How do we incorporate these results in our data interpretation from natural communities?
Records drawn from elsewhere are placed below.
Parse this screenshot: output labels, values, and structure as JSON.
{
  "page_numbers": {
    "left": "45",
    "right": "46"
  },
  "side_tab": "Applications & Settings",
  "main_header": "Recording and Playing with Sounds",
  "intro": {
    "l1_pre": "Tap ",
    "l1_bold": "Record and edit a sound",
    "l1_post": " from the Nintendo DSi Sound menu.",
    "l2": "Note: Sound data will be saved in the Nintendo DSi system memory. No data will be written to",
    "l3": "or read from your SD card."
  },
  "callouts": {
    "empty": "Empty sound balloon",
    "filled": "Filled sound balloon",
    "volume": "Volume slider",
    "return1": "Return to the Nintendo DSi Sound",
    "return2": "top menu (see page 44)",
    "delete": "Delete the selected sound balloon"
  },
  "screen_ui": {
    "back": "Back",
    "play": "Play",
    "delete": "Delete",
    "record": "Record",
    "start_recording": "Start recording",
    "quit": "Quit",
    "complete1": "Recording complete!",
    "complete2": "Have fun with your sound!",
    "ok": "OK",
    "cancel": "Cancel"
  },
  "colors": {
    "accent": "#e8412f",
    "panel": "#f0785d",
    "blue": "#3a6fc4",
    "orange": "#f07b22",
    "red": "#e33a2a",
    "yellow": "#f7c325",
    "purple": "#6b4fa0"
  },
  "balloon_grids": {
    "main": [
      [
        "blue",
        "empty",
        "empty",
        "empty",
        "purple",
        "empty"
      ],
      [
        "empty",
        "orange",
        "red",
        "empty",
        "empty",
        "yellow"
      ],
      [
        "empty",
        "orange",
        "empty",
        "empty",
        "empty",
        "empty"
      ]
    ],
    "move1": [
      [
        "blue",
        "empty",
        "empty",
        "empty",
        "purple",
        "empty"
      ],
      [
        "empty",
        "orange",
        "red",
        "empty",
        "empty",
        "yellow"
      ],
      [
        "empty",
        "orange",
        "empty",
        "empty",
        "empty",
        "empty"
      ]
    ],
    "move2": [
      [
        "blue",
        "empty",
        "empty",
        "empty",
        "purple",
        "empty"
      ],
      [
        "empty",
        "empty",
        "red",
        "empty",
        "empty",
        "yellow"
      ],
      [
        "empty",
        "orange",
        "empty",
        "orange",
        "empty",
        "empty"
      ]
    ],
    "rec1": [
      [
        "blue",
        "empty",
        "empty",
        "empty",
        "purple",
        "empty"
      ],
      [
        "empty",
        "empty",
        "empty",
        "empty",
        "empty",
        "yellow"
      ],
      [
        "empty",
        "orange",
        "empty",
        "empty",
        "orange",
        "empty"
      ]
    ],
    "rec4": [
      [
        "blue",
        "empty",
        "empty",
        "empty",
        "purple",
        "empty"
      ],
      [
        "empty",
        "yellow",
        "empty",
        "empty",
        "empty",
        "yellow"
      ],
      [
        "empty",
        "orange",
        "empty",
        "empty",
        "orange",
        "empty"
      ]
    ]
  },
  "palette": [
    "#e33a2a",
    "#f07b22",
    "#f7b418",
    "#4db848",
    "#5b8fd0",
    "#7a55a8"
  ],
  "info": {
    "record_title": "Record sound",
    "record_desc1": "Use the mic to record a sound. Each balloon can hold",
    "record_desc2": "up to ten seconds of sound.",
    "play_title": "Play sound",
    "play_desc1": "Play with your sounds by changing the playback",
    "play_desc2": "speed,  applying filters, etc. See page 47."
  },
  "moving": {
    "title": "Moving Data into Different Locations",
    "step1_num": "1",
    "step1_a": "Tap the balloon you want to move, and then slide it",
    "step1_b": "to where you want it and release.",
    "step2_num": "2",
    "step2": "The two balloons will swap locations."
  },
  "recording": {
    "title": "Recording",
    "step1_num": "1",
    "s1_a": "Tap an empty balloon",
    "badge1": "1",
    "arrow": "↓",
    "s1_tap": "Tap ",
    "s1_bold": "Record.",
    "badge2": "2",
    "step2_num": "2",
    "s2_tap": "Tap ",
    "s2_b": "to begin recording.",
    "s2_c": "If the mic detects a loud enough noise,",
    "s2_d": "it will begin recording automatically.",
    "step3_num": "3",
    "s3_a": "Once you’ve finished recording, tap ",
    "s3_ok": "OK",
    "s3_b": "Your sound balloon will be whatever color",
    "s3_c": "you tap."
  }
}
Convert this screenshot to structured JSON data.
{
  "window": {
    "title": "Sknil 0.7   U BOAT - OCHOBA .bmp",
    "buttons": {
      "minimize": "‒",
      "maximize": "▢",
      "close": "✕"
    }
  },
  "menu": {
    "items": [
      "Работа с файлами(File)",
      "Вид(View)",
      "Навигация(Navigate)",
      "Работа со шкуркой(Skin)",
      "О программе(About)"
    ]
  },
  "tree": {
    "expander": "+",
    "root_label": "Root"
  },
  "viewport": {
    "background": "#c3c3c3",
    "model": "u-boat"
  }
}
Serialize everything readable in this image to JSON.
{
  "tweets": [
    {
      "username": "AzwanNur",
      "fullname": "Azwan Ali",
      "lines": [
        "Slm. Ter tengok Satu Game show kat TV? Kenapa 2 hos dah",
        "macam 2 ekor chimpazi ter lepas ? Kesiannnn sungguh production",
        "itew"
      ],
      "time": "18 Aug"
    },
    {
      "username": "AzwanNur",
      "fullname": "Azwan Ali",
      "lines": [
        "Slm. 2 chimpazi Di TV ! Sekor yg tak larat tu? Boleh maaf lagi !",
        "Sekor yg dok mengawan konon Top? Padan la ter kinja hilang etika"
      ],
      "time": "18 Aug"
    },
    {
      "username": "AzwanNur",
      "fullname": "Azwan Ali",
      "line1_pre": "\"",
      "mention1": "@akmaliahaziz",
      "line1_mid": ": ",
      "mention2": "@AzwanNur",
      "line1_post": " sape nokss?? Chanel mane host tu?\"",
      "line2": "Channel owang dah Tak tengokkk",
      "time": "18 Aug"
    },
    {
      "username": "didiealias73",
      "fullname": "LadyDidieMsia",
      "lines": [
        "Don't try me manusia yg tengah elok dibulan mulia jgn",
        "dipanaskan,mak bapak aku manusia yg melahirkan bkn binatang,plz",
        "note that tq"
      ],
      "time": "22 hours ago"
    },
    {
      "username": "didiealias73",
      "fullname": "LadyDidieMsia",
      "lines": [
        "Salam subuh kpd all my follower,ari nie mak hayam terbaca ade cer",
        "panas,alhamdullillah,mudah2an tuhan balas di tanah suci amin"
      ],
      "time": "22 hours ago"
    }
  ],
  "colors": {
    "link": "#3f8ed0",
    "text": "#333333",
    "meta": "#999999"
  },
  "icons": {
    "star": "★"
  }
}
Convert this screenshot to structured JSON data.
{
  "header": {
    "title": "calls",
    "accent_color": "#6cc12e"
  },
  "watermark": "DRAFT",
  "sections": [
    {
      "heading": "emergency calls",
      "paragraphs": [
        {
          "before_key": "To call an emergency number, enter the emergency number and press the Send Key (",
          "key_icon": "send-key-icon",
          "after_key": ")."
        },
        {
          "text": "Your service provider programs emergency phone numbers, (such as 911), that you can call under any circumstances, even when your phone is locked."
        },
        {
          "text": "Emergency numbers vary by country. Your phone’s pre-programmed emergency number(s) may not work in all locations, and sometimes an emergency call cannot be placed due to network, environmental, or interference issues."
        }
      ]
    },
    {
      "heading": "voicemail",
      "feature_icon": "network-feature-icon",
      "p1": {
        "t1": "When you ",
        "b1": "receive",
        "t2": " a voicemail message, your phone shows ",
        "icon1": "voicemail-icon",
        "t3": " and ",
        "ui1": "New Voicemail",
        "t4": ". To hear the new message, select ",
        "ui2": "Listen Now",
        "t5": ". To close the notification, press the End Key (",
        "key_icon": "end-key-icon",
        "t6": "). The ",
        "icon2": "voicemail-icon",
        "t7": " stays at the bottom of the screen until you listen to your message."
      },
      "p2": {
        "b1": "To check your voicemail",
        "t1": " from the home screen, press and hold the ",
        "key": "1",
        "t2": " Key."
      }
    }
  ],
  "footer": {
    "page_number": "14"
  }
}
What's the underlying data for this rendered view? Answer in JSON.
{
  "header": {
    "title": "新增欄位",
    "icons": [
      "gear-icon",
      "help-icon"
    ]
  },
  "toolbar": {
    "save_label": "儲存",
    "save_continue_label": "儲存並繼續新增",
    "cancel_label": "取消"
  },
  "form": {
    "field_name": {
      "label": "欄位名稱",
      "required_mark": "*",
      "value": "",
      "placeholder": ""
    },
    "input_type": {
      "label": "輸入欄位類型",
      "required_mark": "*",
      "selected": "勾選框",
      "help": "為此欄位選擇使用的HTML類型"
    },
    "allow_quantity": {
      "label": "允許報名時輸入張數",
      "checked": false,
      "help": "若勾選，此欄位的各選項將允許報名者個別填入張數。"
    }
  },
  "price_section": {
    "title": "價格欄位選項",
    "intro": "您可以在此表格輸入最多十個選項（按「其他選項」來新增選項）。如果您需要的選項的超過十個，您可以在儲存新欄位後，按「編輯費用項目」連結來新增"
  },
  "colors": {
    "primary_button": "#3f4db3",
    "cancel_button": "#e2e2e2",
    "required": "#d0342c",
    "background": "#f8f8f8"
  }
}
How do we bias our dataset when we set an arbitrary threshold for how many times an OTU must occur before we consider it “real”?

Several studies following the Kunin et al analysis chose not to perform a frequency-based cull (or at least did not report it in their methods): the Dominguez-Bello infant study used 2,000 reads per sample [6], the Caporaso study used 3.1 million reads, deciding that 2,000 was sufficient to characterize that environment [7].  Some other authors have taken advantage of the rank abundance curve to quality filter their reads without completely deleting the rare biosphere [8], and others have pointed out that severe amplicon noise filtration, and indeed any diversity metric has to make some assumptions about the underlying population from which we are sampling (an unknown) and that amplicon noise reduction algorithms may not be based on actual read characteristics and can bias the data [9, 10].

All noise filtration pipelines not strictly focused on Phred scores and read-specific parameters make assumptions about the underlying, unsampled community.  By removing OTUs that don’t exist at 1% or greater in your single sample you are necessarily making an assumption about the diversity you expect to find in that habitat and biasing the results.  It’s one thing to consider removing singletons - reads that occur only once and may be contamination - but quite another to consider only OTUs at a larger, arbitrary frequency/percentage. 

One of the results in the Jones et al paper really highlights the fact that they did not deeply sample their insects.  Consider the termite (Isoptera:Termitidae) called Coptotermes formosanus.  This wood-eating termite is host to many diverse bacteria and protists – it’s often used in microbiology courses focusing on symbiosis due to the neat morphologies and behaviors you can observe under the microscope after dissection of the hind gut.  Others who have more deeply sampled the termite gut (admittedly, a different species) have found between 300 - 700 bacterial OTUs present there (depending on the primer set used see [11]), and a metagenomic sampling of Coptotermes formosanus itself also revealed a large amount of bacterial diversity [12].  Although we don’t have the raw number of OTUs found in the Coptotermes sample in the Jones et al study you can see the average richness in Table 2 is listed as 5.83.  This is extremely low based on our understanding of the termite gut and expectations from these natural environments.